Breakfast with rodents

| Apr 4, 2007

Breakfast with rodents

Iwas home alone the other evening when I heard a scuttling sound coming from the kitchen. Two mice had climbed up a strut in the woodwork of the sink counter and jumped down into the compost bucket below, which just had a few centimeters ...

| Mar 7, 2007

Coo-ee! Or how to snipe posh pigeons

Iwas just turned 20, and earlier in the year I had quit teachers’ training college in the genteel Cotswolds town of Cheltenham in rural western England. I was earning money by working part-time at a slaughterhouse as a skinner, helping out as a bouncer ...

A short essay on seeming rugged

| Feb 7, 2007

A short essay on seeming rugged

My eldest daughter Miwako visited me from Canada recently, bringing with her a large cardboard box full of old letters, field notebooks and field logs that had been stored away somewhere.
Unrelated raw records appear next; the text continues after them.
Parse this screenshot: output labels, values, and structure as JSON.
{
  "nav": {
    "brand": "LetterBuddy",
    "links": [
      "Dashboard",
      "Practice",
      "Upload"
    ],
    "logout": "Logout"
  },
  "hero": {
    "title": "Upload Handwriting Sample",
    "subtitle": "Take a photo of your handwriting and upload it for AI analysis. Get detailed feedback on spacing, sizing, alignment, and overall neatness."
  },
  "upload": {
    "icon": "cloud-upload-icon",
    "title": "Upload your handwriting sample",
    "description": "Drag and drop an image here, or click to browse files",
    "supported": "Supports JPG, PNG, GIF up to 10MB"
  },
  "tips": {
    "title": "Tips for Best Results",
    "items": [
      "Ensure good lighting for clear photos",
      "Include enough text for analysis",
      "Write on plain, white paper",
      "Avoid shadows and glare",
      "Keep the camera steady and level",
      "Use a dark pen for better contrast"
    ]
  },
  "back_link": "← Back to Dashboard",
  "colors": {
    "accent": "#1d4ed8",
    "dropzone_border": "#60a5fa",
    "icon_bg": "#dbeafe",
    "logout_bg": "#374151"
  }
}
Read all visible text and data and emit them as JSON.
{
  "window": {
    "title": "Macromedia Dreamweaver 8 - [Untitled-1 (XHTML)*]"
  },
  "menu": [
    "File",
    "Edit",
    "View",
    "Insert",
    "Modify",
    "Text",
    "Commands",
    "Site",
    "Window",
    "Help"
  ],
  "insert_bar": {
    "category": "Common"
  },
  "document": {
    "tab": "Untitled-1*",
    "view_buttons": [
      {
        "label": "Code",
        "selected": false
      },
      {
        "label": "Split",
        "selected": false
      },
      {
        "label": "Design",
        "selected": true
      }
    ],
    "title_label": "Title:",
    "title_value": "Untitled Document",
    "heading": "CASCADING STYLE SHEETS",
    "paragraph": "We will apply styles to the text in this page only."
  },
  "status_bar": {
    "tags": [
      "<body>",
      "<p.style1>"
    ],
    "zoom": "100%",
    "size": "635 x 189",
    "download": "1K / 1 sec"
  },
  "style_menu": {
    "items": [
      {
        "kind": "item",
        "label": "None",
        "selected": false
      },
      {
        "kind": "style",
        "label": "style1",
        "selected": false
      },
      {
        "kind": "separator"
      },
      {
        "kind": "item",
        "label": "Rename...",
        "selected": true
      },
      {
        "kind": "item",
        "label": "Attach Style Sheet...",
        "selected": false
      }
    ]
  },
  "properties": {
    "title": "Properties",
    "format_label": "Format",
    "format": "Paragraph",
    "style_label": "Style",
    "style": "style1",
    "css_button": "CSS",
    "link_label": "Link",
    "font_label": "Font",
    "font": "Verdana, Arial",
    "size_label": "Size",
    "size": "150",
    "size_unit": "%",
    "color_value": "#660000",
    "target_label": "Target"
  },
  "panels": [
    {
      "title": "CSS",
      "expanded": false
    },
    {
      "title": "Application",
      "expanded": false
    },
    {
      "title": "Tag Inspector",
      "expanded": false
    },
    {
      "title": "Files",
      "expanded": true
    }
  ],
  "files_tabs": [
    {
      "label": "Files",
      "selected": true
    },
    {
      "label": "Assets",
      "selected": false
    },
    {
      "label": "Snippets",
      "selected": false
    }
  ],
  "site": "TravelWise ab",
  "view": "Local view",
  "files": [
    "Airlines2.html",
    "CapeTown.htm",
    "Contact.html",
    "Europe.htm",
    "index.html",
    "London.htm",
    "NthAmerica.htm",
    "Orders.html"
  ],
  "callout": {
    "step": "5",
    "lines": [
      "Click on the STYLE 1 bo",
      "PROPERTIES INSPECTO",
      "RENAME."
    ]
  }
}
The oldest of the notes was the log of my first expedition into ...

Pied piping for the parsnip

| Jan 3, 2007

Pied piping for the parsnip

Thanks to the great Roman naturalist and writer Pliny the Elder (A.D. 23-79), we know that parsnips were brought to Rome each year from imperial provinces across the Rhine, and that they were destined for the Emperor’s table. The scientific name for the parsnip ...

Guns, geese and bears by the pair

| Dec 6, 2006

Guns, geese and bears by the pair

We leaned back in our seats and gazed at the ruins of the goose. Our hut on Devon Island was festooned with decorations we’d made from toilet paper, and the five of us — the Arctic Institute of North America’s wintering party in Canada’s ...

Bear-faced cheek and jumbo bugs

| Nov 1, 2006

Bear-faced cheek and jumbo bugs

One of the best perks I get from the wild woods is honey. Mr. Matsuki, our forester up here at the Afan Woodland Trust in Nagano Prefecture, is a beekeeper who prefers to encourage wild Japanese bees — whose honey has a very delicate ...

Tackling the cedar-pollen blight

| Oct 4, 2006

Tackling the cedar-pollen blight

According to figures given to me by the Tokyo Metropolitan Government, about 16 percent of people living in Japan suffer an allergic reaction to pollen from Japanese cedars (Cryptomeria japonica). In the Greater Tokyo area this increases from one-in-six to an astonishing one-in-four people. ...

Tree of the Baskervilles

| Sep 6, 2006

Tree of the Baskervilles

I was in Britain from July 6 to July 13 this summer, and on the Saturday of July 8, my companions and I stayed at Baskerville Hall just outside Hay-on-Wye, a beautiful and very historic little town in the Welsh county of Powys on ...